'(5) Where a decree for the specific performance of contract or for an injunction has not been obeyed, the Court may, in lieu of or in addition to all or any of the processes aforesaid, direct that the act required to be done may be done so far as practicable by the decree-holder or some other person appointed by the Court, at the cost of the judgment-debtor, and upon the act being done the expenses incurred may be ascertained in such manner as the Court may direct and may be recovered as if they were included in the decree.'
According to Mr. Bajpai, the remedy in sub-rule (5) is in addition to the remedies provided for the decree-holder in the other provisions of this very Rule and those other provisions are for detention in civil prison. Definitely there is some force in his submission. Even otherwise I have pointed out earlier that even interim orders of the Court can be executed in view of the clear provisions of section 36 of the Civil Procedure Code and in this view of the matter I do not find any error in the order of the trial Court.
4. The revision application deserved to be dismissed and it is accordingly dismissed. Rule discharged but in the circumstances there will be no order as to costs.
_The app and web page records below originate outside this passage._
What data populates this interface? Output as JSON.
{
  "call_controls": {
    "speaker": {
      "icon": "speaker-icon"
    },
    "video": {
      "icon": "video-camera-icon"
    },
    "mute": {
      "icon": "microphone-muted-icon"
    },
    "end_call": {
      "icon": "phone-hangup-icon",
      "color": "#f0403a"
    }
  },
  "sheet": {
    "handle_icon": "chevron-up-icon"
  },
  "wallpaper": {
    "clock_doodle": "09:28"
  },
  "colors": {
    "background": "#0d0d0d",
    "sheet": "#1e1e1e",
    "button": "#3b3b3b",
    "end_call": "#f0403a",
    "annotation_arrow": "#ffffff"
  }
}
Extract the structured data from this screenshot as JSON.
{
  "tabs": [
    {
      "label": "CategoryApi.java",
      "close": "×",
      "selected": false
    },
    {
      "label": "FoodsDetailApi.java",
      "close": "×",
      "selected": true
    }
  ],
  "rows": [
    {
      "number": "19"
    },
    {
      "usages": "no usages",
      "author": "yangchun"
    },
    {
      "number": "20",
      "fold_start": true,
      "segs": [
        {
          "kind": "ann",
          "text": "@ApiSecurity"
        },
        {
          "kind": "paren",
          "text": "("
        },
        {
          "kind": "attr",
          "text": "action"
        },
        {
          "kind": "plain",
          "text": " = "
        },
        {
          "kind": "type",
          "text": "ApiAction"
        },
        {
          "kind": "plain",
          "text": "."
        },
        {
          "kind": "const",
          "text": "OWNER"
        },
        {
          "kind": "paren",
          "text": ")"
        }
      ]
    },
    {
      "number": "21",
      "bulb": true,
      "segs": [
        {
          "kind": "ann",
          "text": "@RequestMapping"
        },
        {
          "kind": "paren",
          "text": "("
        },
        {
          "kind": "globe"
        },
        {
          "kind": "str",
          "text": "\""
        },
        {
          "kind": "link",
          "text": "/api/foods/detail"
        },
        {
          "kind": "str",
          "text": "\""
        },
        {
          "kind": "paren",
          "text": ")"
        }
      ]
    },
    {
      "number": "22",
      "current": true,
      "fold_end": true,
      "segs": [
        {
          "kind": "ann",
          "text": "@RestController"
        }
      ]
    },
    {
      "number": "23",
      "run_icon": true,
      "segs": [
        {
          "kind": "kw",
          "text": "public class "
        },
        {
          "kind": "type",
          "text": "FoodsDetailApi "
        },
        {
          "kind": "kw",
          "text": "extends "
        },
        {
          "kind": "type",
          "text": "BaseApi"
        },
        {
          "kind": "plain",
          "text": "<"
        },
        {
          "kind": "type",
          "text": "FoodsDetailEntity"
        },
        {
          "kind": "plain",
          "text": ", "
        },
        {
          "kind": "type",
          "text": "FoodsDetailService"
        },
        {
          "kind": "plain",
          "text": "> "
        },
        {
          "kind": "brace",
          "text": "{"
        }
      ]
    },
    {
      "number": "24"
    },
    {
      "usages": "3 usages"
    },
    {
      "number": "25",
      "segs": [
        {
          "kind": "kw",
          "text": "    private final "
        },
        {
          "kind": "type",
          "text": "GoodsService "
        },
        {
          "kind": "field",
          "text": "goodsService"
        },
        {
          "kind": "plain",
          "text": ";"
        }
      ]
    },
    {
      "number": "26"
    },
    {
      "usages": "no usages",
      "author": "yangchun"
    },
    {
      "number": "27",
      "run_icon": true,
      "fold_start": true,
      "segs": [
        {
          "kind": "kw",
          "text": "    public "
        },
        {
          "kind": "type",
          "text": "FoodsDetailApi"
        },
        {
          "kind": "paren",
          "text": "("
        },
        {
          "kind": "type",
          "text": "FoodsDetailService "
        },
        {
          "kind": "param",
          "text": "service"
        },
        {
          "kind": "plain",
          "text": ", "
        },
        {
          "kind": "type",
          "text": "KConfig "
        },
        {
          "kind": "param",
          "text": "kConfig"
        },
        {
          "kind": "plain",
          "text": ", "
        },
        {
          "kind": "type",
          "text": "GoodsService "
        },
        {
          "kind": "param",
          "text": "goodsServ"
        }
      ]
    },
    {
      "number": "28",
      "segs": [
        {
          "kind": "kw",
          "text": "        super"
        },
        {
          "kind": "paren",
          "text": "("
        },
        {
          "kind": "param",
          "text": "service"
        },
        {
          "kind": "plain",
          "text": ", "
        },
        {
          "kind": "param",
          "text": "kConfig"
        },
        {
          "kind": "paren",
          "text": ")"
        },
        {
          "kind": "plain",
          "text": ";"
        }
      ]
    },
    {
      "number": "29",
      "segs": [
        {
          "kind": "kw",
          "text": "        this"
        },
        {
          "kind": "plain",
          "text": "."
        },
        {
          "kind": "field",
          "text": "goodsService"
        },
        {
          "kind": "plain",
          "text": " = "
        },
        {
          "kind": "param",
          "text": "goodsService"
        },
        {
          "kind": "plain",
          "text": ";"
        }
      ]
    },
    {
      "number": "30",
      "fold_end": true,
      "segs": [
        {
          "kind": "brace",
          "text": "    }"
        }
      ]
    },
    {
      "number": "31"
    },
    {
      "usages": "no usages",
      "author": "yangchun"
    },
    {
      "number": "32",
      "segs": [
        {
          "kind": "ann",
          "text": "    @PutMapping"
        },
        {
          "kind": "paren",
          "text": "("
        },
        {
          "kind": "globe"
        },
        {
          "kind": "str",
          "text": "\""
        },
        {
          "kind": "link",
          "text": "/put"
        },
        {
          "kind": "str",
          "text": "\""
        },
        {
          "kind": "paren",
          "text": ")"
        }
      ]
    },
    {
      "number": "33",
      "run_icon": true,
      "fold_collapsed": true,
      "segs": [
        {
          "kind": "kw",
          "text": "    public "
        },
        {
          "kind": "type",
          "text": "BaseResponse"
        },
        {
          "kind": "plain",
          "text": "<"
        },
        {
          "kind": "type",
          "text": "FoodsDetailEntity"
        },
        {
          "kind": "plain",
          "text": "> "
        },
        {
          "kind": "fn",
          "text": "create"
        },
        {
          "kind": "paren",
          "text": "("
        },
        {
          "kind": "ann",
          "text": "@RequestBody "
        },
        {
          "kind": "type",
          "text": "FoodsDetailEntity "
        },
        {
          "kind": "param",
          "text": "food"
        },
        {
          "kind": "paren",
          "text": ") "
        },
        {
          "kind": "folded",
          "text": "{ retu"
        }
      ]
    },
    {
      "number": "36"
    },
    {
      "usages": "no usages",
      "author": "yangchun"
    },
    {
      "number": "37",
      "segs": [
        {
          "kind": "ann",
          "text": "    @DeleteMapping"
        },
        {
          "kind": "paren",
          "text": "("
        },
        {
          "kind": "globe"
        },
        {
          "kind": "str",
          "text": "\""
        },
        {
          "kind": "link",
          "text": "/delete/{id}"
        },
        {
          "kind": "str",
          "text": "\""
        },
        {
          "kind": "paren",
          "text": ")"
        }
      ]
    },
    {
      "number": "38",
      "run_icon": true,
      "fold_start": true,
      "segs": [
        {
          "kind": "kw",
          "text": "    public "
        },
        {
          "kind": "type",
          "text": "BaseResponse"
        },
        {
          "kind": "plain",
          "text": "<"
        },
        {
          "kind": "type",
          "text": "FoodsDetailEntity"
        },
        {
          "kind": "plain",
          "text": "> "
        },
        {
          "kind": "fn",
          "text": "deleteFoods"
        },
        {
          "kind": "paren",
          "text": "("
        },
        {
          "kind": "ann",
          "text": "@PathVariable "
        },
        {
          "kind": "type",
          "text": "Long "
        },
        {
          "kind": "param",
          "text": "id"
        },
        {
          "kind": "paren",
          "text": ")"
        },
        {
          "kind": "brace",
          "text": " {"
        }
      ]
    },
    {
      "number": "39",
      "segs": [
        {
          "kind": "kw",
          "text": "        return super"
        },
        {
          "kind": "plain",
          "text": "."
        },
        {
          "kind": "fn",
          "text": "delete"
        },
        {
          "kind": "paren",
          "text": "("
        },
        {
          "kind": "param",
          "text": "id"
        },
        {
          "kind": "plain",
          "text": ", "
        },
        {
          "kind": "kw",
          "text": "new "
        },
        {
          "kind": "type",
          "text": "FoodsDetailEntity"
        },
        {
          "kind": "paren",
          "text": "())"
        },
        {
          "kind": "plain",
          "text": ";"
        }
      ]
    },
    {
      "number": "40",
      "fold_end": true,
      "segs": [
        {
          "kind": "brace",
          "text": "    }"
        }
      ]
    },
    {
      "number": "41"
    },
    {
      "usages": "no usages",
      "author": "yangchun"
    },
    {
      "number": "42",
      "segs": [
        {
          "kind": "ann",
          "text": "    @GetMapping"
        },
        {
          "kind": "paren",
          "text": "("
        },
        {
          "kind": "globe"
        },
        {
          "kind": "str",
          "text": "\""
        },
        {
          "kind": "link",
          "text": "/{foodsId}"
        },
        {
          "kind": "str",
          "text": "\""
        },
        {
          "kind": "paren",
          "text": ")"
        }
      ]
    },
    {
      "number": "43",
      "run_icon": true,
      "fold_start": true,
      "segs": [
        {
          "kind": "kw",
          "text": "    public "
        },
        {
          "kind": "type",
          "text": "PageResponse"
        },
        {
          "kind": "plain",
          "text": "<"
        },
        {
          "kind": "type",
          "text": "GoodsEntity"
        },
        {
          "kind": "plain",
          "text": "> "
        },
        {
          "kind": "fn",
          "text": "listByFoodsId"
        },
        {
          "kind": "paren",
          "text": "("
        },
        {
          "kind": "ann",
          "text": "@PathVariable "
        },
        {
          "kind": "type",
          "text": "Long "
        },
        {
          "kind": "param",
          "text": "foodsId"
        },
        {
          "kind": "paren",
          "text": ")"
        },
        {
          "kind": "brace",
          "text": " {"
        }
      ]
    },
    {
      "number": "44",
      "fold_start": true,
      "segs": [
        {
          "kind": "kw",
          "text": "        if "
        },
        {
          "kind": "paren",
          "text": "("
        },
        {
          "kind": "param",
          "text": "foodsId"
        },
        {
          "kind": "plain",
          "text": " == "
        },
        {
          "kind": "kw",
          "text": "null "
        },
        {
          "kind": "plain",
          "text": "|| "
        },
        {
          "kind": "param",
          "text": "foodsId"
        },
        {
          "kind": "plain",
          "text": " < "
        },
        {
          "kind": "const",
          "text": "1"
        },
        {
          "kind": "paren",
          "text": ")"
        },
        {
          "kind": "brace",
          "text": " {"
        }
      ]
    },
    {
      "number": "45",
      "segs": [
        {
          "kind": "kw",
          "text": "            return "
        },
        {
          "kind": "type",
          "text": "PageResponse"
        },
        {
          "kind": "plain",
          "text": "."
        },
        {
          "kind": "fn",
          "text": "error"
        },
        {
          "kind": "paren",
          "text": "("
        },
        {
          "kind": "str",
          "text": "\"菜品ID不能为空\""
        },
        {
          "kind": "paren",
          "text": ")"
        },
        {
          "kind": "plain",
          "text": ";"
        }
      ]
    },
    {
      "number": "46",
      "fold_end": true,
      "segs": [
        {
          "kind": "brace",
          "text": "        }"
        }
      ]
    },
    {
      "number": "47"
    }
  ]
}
However, on the request of Mr. Agarwal the petitioner is given two months time from today to hand over vacant possession failing which possession-warrant may be issued.
Mr. Agarwal requested leave to appeal to the Supreme Court and it is rejected.